Poverty-Chic: Diesel's New Line
TUCSON, Ariz.--As the number of undocumented, would-be migrant workers found dead in the deserts of the Southwest since last October climbs into the hundreds, why does a multi-million dollar European clothing company want me to dress like a Spanish-speaking laborer?
Earlier this summer, as I read news reports of deadly crossings along the U.S.-Mexican border, I caught a preview for the new fall line from Diesel, the Italian clothing company, on display at one of its New York flagship stores. Mannequins dressed in gray-blue and green uniform-like garments stood with shovels and pickaxes at their sides and stacks of burlap sacks at their feet. Spelled out in the lower left-hand corner of the window was the line's title: "Trabajadores," Spanish for "workers."
I tried to piece it all together.
Though Diesel's jeans are made solely in Italy, many of its other garments are manufactured overseas, where offshore production zones (in Mexico, Guatemala and Taiwan, for example) provide the benefits of low taxes, low wage standards, lax regulations and limited unionization. That meant that some of the workers who had stitched and sewn the clothing in the window had probably labored in countries where they really would be called "trabajadores." And then there were the hundreds of thousands who have left such jobs in Latin America and migrated to cities like Chicago, Omaha, New York, Rome, and Madrid, where chances are they're still called "trabajadores."
Borrowing (or co-opting) real-life "looks" and marketing them to the masses is standard fashion fare. Remember the ripped-jeans heroin addict and the baggy-pants gangster looks from the 1990s? It's been hip to look poor for a few years now. But why the toiling attire? I went inside the Diesel store to dig up more.
"Personally, I think it's about Communism," the Diesel sales rep whispered to me. "The shovels, the drab colors, the similar styles for men and women. It's all very equal. It's, like, celebrating the worker."
Possibly. After all, Diesel clothes, as the company's subhead proclaims, are "For Successful Living." But the last time I checked, washing dishes, digging ditches, and sewing garments -- the jobs that trabajadores often do -- weren't considered glamorous. More important, the illegal status of many immigrants means they are easily exploited and grossly underpaid. If we really want to celebrate the trabajadores, we'll have to do a lot more than dress like them.
So maybe this was some new utopian vision. According to the downloadable press pack available on its Web site, Diesel views the world as "a single, borderless macro-culture." Maybe the sales rep was right. Maybe we are all equal. Or maybe, as advertisers know so well, we just want to pretend we are.

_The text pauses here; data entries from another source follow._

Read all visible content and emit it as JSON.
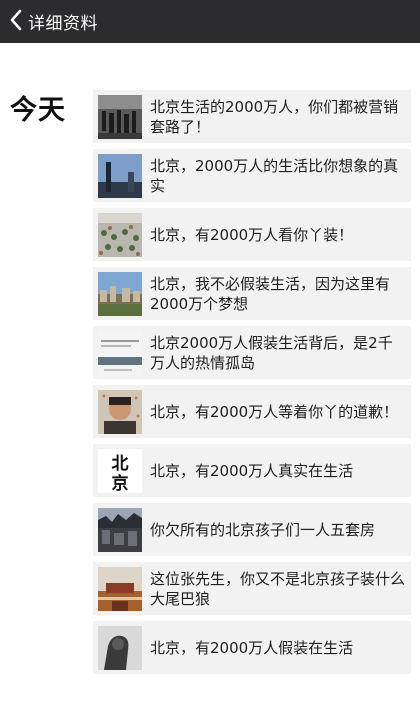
{
  "navbar": {
    "back_label": "详细资料",
    "back_icon": "chevron-left-icon"
  },
  "section": {
    "day_label": "今天"
  },
  "posts": [
    {
      "title": "北京生活的2000万人，你们都被营销套路了！"
    },
    {
      "title": "北京，2000万人的生活比你想象的真实"
    },
    {
      "title": "北京，有2000万人看你丫装！"
    },
    {
      "title": "北京，我不必假装生活，因为这里有2000万个梦想"
    },
    {
      "title": "北京2000万人假装生活背后，是2千万人的热情孤岛"
    },
    {
      "title": "北京，有2000万人等着你丫的道歉！"
    },
    {
      "title": "北京，有2000万人真实在生活",
      "thumb_text": "北京"
    },
    {
      "title": "你欠所有的北京孩子们一人五套房"
    },
    {
      "title": "这位张先生，你又不是北京孩子装什么大尾巴狼"
    },
    {
      "title": "北京，有2000万人假装在生活"
    }
  ]
}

A few years ago Diesel put out a series of advertisements that aimed to turn everyday media representations of Africa (poverty, AIDS, civil war) upside down. The ads showed black models (hence, Africans) in Diesel clothing frolicking at luxurious parties a la bella gente. Superimposed on the images were faux newspaper headlines reporting strife and financial collapse in America and Europe.
The point? I'm not sure, but in 2001 the campaign won the Grand Prix for Press and Poster Award in Cannes.
It's the kind of advertising that tricks consumers who have a certain dose of social consciousness. It banks on the fact that some of us will eventually relax our commitments to justice in exchange for hip-ness. That we'll see the drab worker clothing and fall for it: "Sweatshops are sooo passé. Workers unite!"
The UHC Collective, an organization based in Manchester, England, that makes political art and propaganda, doesn't agree. They've run "subvertisements" mocking Diesel ("Die Sell," they call it) and hope that the advertising strategies of companies like Diesel will eventually backfire. As one UHC member wrote in an e-mail message, "They sell 'anarcho-styled' clothes, so why not take them at their word and organize a mass shop lift? If companies are going to dabble in these kinds of politics they'll get what's coming to them."
Perhaps. More likely, people will simply buy the "Trabajadores" clothing without much thought. Even if the ads do create a stir, in the end, the success of such campaigns comes from the fact that eventually shoppers forget the controversy and simply remember the brand name.
After a few weeks the fall preview display came down, leaving me to wait until September to see what comes of the "Trabajadores" line. In the meantime, I wonder if we're truly moving toward Diesel's borderless world of cultural equality. Or, to paraphrase a character in George Orwell's "Animal Farm," we're all equal -- but some of us are more equal than others.
Kimi Eisele lives in Tucson, Ariz., where she mentors teenagers in writing and interviewing for 110 Degrees, a magazine about urban culture.